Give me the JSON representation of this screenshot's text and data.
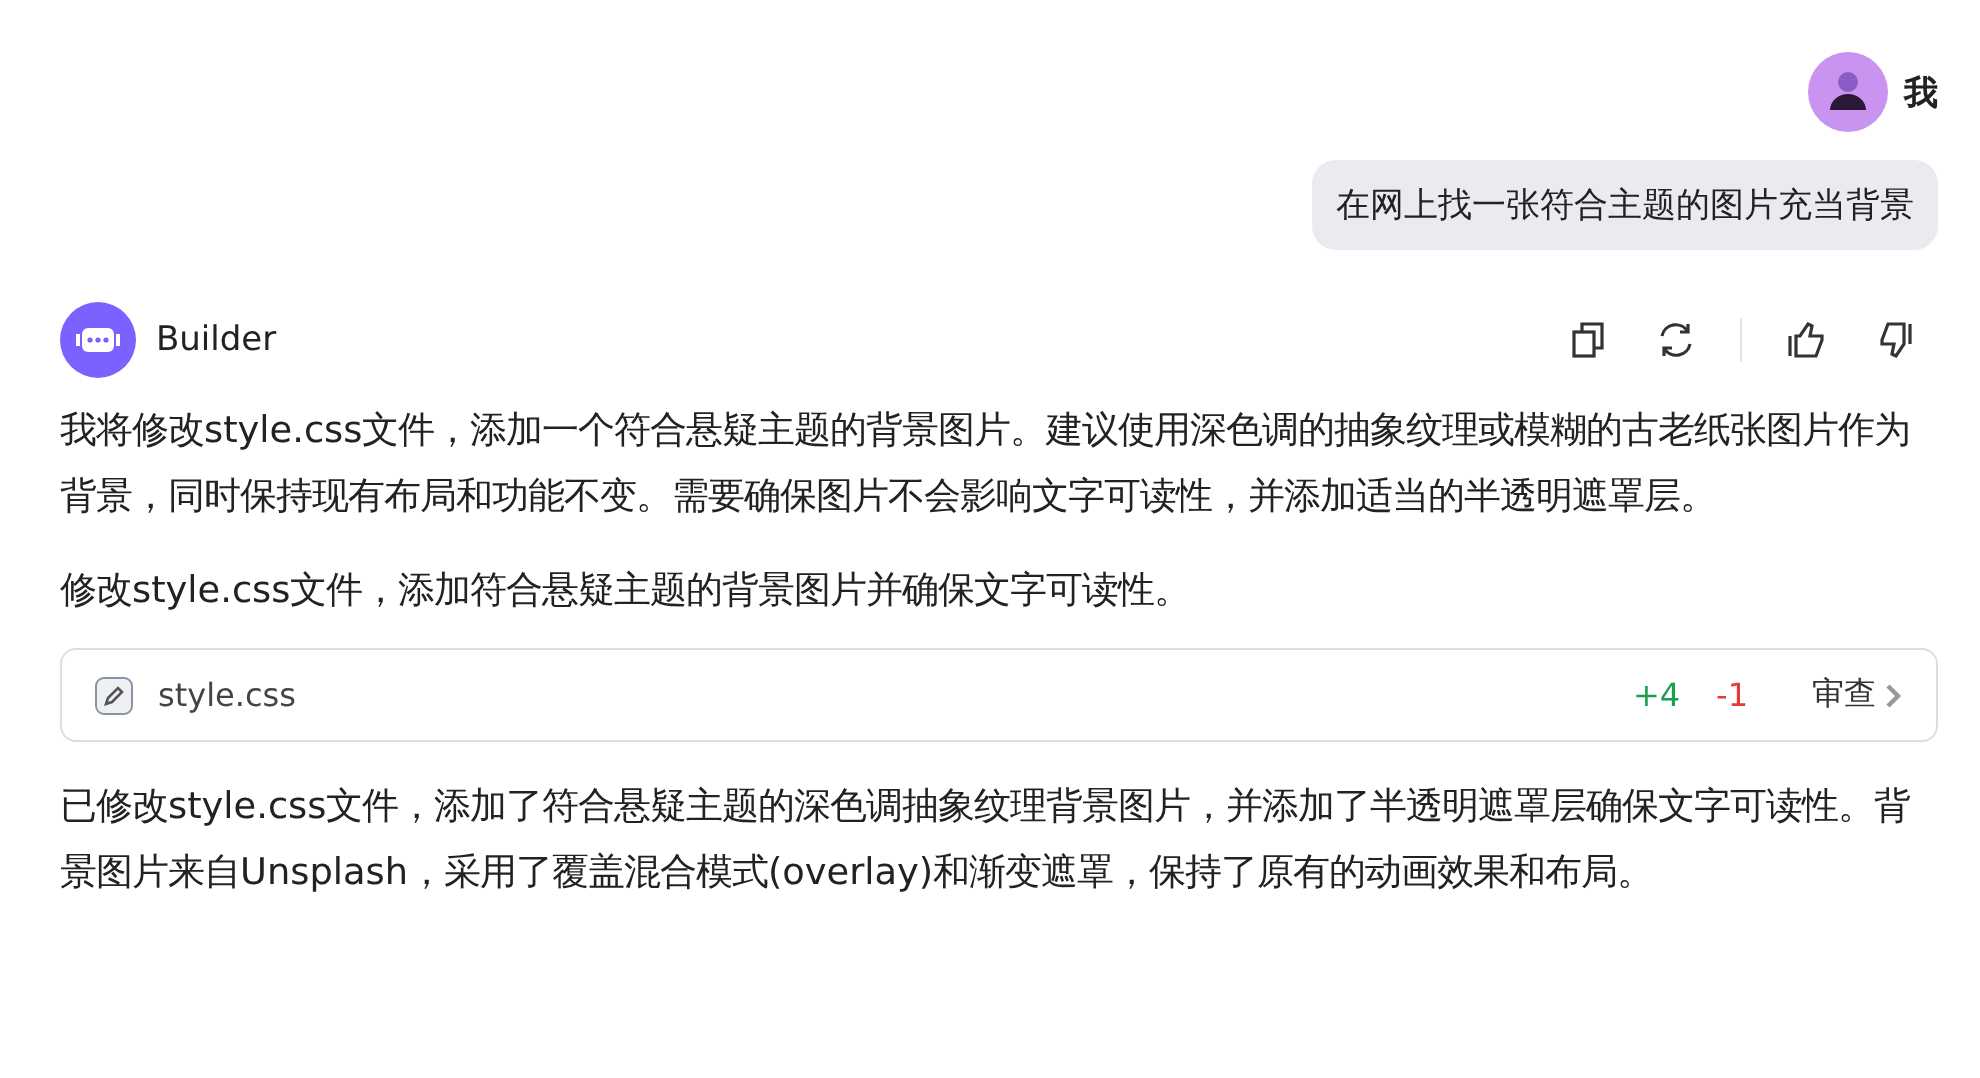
{
  "user": {
    "name": "我",
    "message": "在网上找一张符合主题的图片充当背景"
  },
  "assistant": {
    "name": "Builder",
    "paragraphs": [
      "我将修改style.css文件，添加一个符合悬疑主题的背景图片。建议使用深色调的抽象纹理或模糊的古老纸张图片作为背景，同时保持现有布局和功能不变。需要确保图片不会影响文字可读性，并添加适当的半透明遮罩层。",
      "修改style.css文件，添加符合悬疑主题的背景图片并确保文字可读性。"
    ],
    "file_change": {
      "filename": "style.css",
      "additions": "+4",
      "deletions": "-1",
      "review": "审查"
    },
    "summary": "已修改style.css文件，添加了符合悬疑主题的深色调抽象纹理背景图片，并添加了半透明遮罩层确保文字可读性。背景图片来自Unsplash，采用了覆盖混合模式(overlay)和渐变遮罩，保持了原有的动画效果和布局。"
  }
}
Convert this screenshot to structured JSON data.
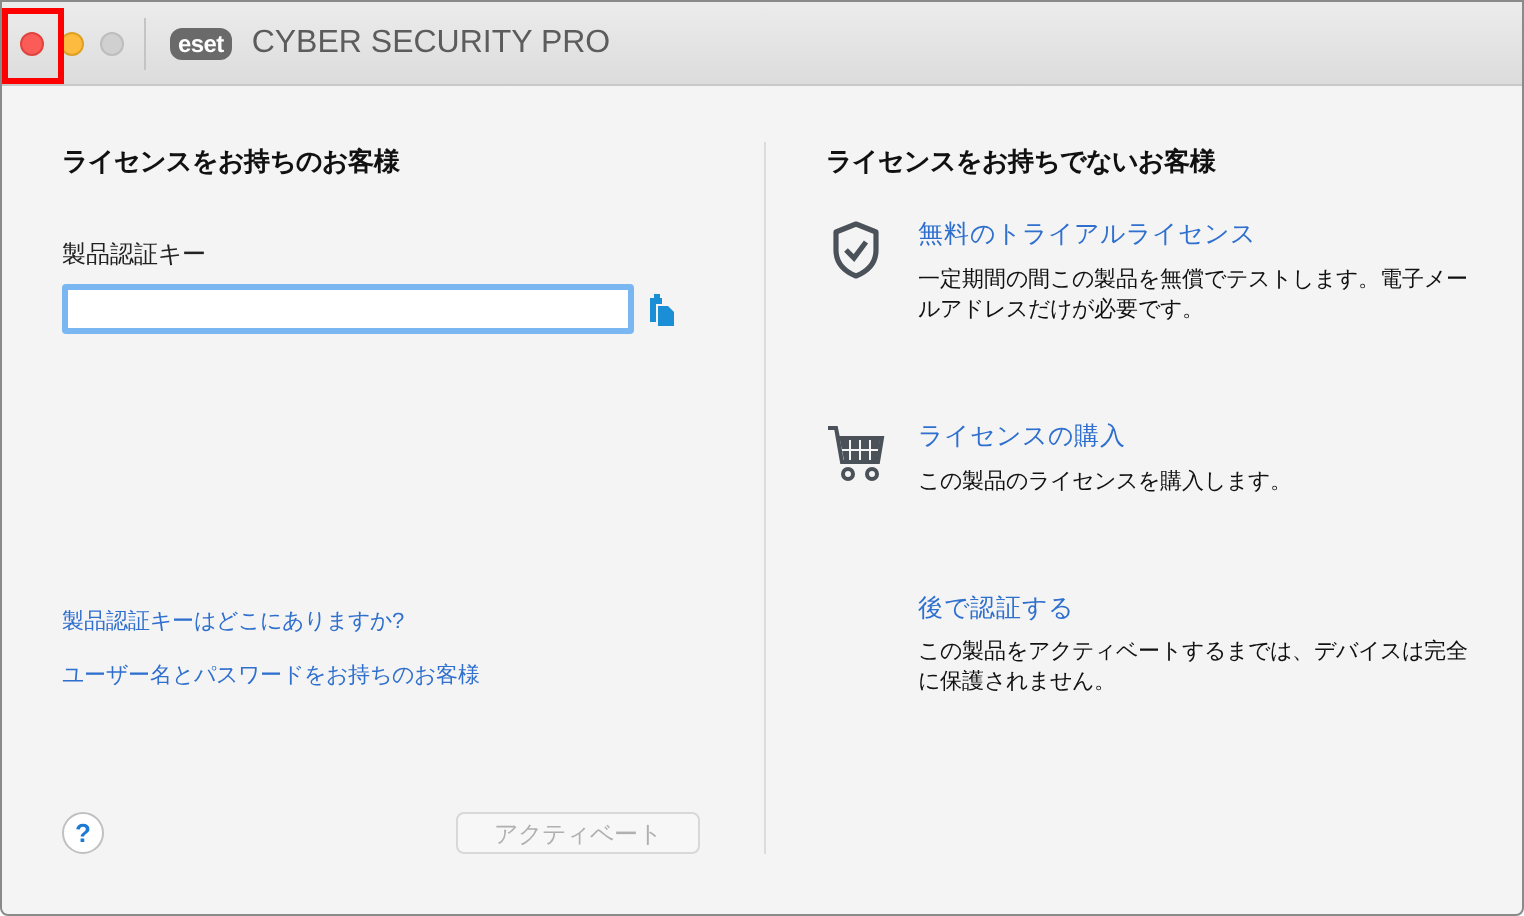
{
  "window": {
    "logo": "eset",
    "title": "CYBER SECURITY PRO",
    "controls": [
      {
        "kind": "close",
        "disabled": false
      },
      {
        "kind": "minimize",
        "disabled": false
      },
      {
        "kind": "zoom",
        "disabled": true
      }
    ]
  },
  "licensed": {
    "heading": "ライセンスをお持ちのお客様",
    "key_label": "製品認証キー",
    "key_field": {
      "focused": true
    },
    "links": [
      "製品認証キーはどこにありますか?",
      "ユーザー名とパスワードをお持ちのお客様"
    ],
    "help": "?",
    "activate": {
      "label": "アクティベート",
      "disabled": true
    }
  },
  "unlicensed": {
    "heading": "ライセンスをお持ちでないお客様",
    "options": [
      {
        "kind": "trial",
        "title": "無料のトライアルライセンス",
        "description": "一定期間の間この製品を無償でテストします。電子メールアドレスだけが必要です。"
      },
      {
        "kind": "buy",
        "title": "ライセンスの購入",
        "description": "この製品のライセンスを購入します。"
      },
      {
        "kind": "later",
        "title": "後で認証する",
        "description": "この製品をアクティベートするまでは、デバイスは完全に保護されません。"
      }
    ]
  }
}
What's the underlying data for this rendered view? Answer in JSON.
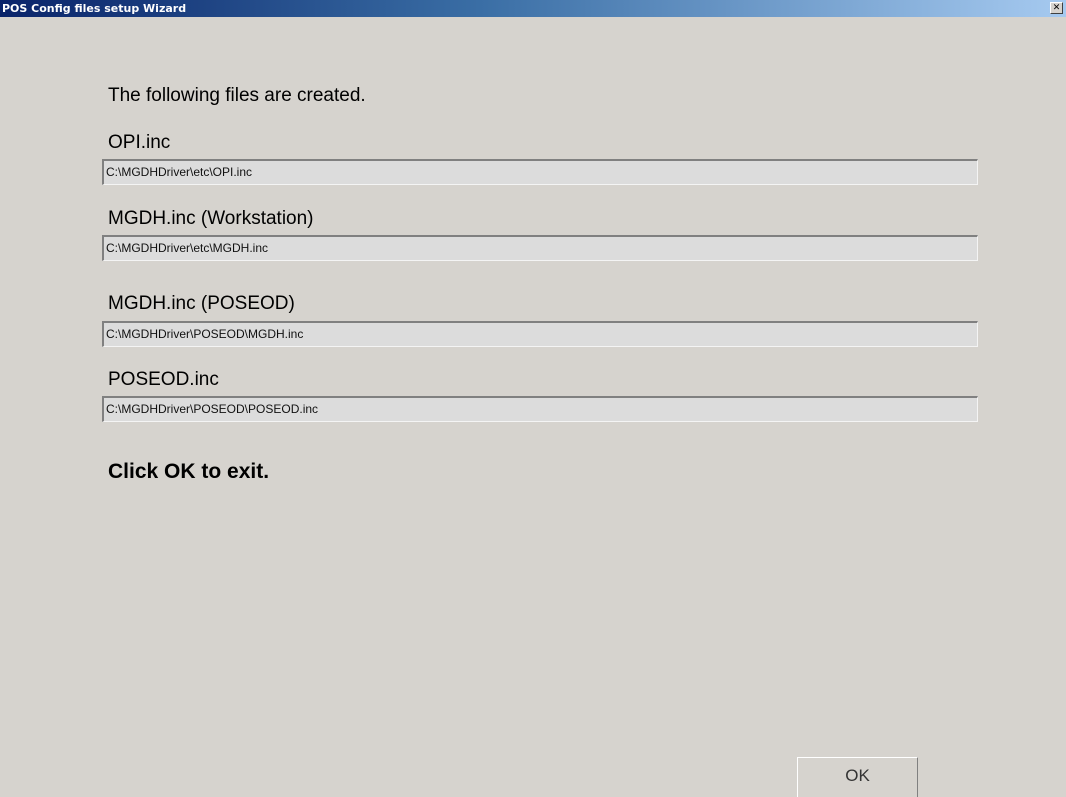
{
  "window": {
    "title": "POS Config files setup Wizard",
    "close_glyph": "✕"
  },
  "content": {
    "heading": "The following files are created.",
    "files": [
      {
        "label": "OPI.inc",
        "path": "C:\\MGDHDriver\\etc\\OPI.inc"
      },
      {
        "label": "MGDH.inc (Workstation)",
        "path": "C:\\MGDHDriver\\etc\\MGDH.inc"
      },
      {
        "label": "MGDH.inc (POSEOD)",
        "path": "C:\\MGDHDriver\\POSEOD\\MGDH.inc"
      },
      {
        "label": "POSEOD.inc",
        "path": "C:\\MGDHDriver\\POSEOD\\POSEOD.inc"
      }
    ],
    "footer": "Click OK to exit."
  },
  "buttons": {
    "ok_label": "OK"
  },
  "colors": {
    "window_bg": "#d6d3ce",
    "titlebar_start": "#0a246a",
    "titlebar_end": "#a6caf0",
    "title_text": "#ffffff"
  }
}
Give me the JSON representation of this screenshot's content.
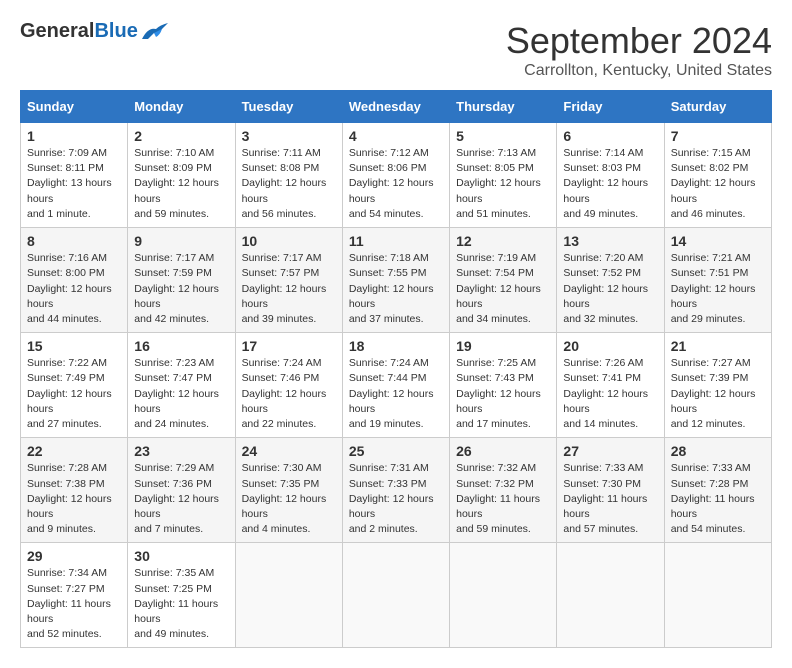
{
  "header": {
    "logo_general": "General",
    "logo_blue": "Blue",
    "title": "September 2024",
    "location": "Carrollton, Kentucky, United States"
  },
  "days_of_week": [
    "Sunday",
    "Monday",
    "Tuesday",
    "Wednesday",
    "Thursday",
    "Friday",
    "Saturday"
  ],
  "weeks": [
    [
      {
        "day": "1",
        "sunrise": "Sunrise: 7:09 AM",
        "sunset": "Sunset: 8:11 PM",
        "daylight": "Daylight: 13 hours and 1 minute."
      },
      {
        "day": "2",
        "sunrise": "Sunrise: 7:10 AM",
        "sunset": "Sunset: 8:09 PM",
        "daylight": "Daylight: 12 hours and 59 minutes."
      },
      {
        "day": "3",
        "sunrise": "Sunrise: 7:11 AM",
        "sunset": "Sunset: 8:08 PM",
        "daylight": "Daylight: 12 hours and 56 minutes."
      },
      {
        "day": "4",
        "sunrise": "Sunrise: 7:12 AM",
        "sunset": "Sunset: 8:06 PM",
        "daylight": "Daylight: 12 hours and 54 minutes."
      },
      {
        "day": "5",
        "sunrise": "Sunrise: 7:13 AM",
        "sunset": "Sunset: 8:05 PM",
        "daylight": "Daylight: 12 hours and 51 minutes."
      },
      {
        "day": "6",
        "sunrise": "Sunrise: 7:14 AM",
        "sunset": "Sunset: 8:03 PM",
        "daylight": "Daylight: 12 hours and 49 minutes."
      },
      {
        "day": "7",
        "sunrise": "Sunrise: 7:15 AM",
        "sunset": "Sunset: 8:02 PM",
        "daylight": "Daylight: 12 hours and 46 minutes."
      }
    ],
    [
      {
        "day": "8",
        "sunrise": "Sunrise: 7:16 AM",
        "sunset": "Sunset: 8:00 PM",
        "daylight": "Daylight: 12 hours and 44 minutes."
      },
      {
        "day": "9",
        "sunrise": "Sunrise: 7:17 AM",
        "sunset": "Sunset: 7:59 PM",
        "daylight": "Daylight: 12 hours and 42 minutes."
      },
      {
        "day": "10",
        "sunrise": "Sunrise: 7:17 AM",
        "sunset": "Sunset: 7:57 PM",
        "daylight": "Daylight: 12 hours and 39 minutes."
      },
      {
        "day": "11",
        "sunrise": "Sunrise: 7:18 AM",
        "sunset": "Sunset: 7:55 PM",
        "daylight": "Daylight: 12 hours and 37 minutes."
      },
      {
        "day": "12",
        "sunrise": "Sunrise: 7:19 AM",
        "sunset": "Sunset: 7:54 PM",
        "daylight": "Daylight: 12 hours and 34 minutes."
      },
      {
        "day": "13",
        "sunrise": "Sunrise: 7:20 AM",
        "sunset": "Sunset: 7:52 PM",
        "daylight": "Daylight: 12 hours and 32 minutes."
      },
      {
        "day": "14",
        "sunrise": "Sunrise: 7:21 AM",
        "sunset": "Sunset: 7:51 PM",
        "daylight": "Daylight: 12 hours and 29 minutes."
      }
    ],
    [
      {
        "day": "15",
        "sunrise": "Sunrise: 7:22 AM",
        "sunset": "Sunset: 7:49 PM",
        "daylight": "Daylight: 12 hours and 27 minutes."
      },
      {
        "day": "16",
        "sunrise": "Sunrise: 7:23 AM",
        "sunset": "Sunset: 7:47 PM",
        "daylight": "Daylight: 12 hours and 24 minutes."
      },
      {
        "day": "17",
        "sunrise": "Sunrise: 7:24 AM",
        "sunset": "Sunset: 7:46 PM",
        "daylight": "Daylight: 12 hours and 22 minutes."
      },
      {
        "day": "18",
        "sunrise": "Sunrise: 7:24 AM",
        "sunset": "Sunset: 7:44 PM",
        "daylight": "Daylight: 12 hours and 19 minutes."
      },
      {
        "day": "19",
        "sunrise": "Sunrise: 7:25 AM",
        "sunset": "Sunset: 7:43 PM",
        "daylight": "Daylight: 12 hours and 17 minutes."
      },
      {
        "day": "20",
        "sunrise": "Sunrise: 7:26 AM",
        "sunset": "Sunset: 7:41 PM",
        "daylight": "Daylight: 12 hours and 14 minutes."
      },
      {
        "day": "21",
        "sunrise": "Sunrise: 7:27 AM",
        "sunset": "Sunset: 7:39 PM",
        "daylight": "Daylight: 12 hours and 12 minutes."
      }
    ],
    [
      {
        "day": "22",
        "sunrise": "Sunrise: 7:28 AM",
        "sunset": "Sunset: 7:38 PM",
        "daylight": "Daylight: 12 hours and 9 minutes."
      },
      {
        "day": "23",
        "sunrise": "Sunrise: 7:29 AM",
        "sunset": "Sunset: 7:36 PM",
        "daylight": "Daylight: 12 hours and 7 minutes."
      },
      {
        "day": "24",
        "sunrise": "Sunrise: 7:30 AM",
        "sunset": "Sunset: 7:35 PM",
        "daylight": "Daylight: 12 hours and 4 minutes."
      },
      {
        "day": "25",
        "sunrise": "Sunrise: 7:31 AM",
        "sunset": "Sunset: 7:33 PM",
        "daylight": "Daylight: 12 hours and 2 minutes."
      },
      {
        "day": "26",
        "sunrise": "Sunrise: 7:32 AM",
        "sunset": "Sunset: 7:32 PM",
        "daylight": "Daylight: 11 hours and 59 minutes."
      },
      {
        "day": "27",
        "sunrise": "Sunrise: 7:33 AM",
        "sunset": "Sunset: 7:30 PM",
        "daylight": "Daylight: 11 hours and 57 minutes."
      },
      {
        "day": "28",
        "sunrise": "Sunrise: 7:33 AM",
        "sunset": "Sunset: 7:28 PM",
        "daylight": "Daylight: 11 hours and 54 minutes."
      }
    ],
    [
      {
        "day": "29",
        "sunrise": "Sunrise: 7:34 AM",
        "sunset": "Sunset: 7:27 PM",
        "daylight": "Daylight: 11 hours and 52 minutes."
      },
      {
        "day": "30",
        "sunrise": "Sunrise: 7:35 AM",
        "sunset": "Sunset: 7:25 PM",
        "daylight": "Daylight: 11 hours and 49 minutes."
      },
      null,
      null,
      null,
      null,
      null
    ]
  ]
}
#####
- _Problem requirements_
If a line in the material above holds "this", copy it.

- _Response to the exercise_
Give me the JSON representation of this screenshot's text and data.
Convert this screenshot to structured JSON data.
What's the underlying data for this rendered view? Answer in JSON.
Give me the JSON representation of this screenshot's content.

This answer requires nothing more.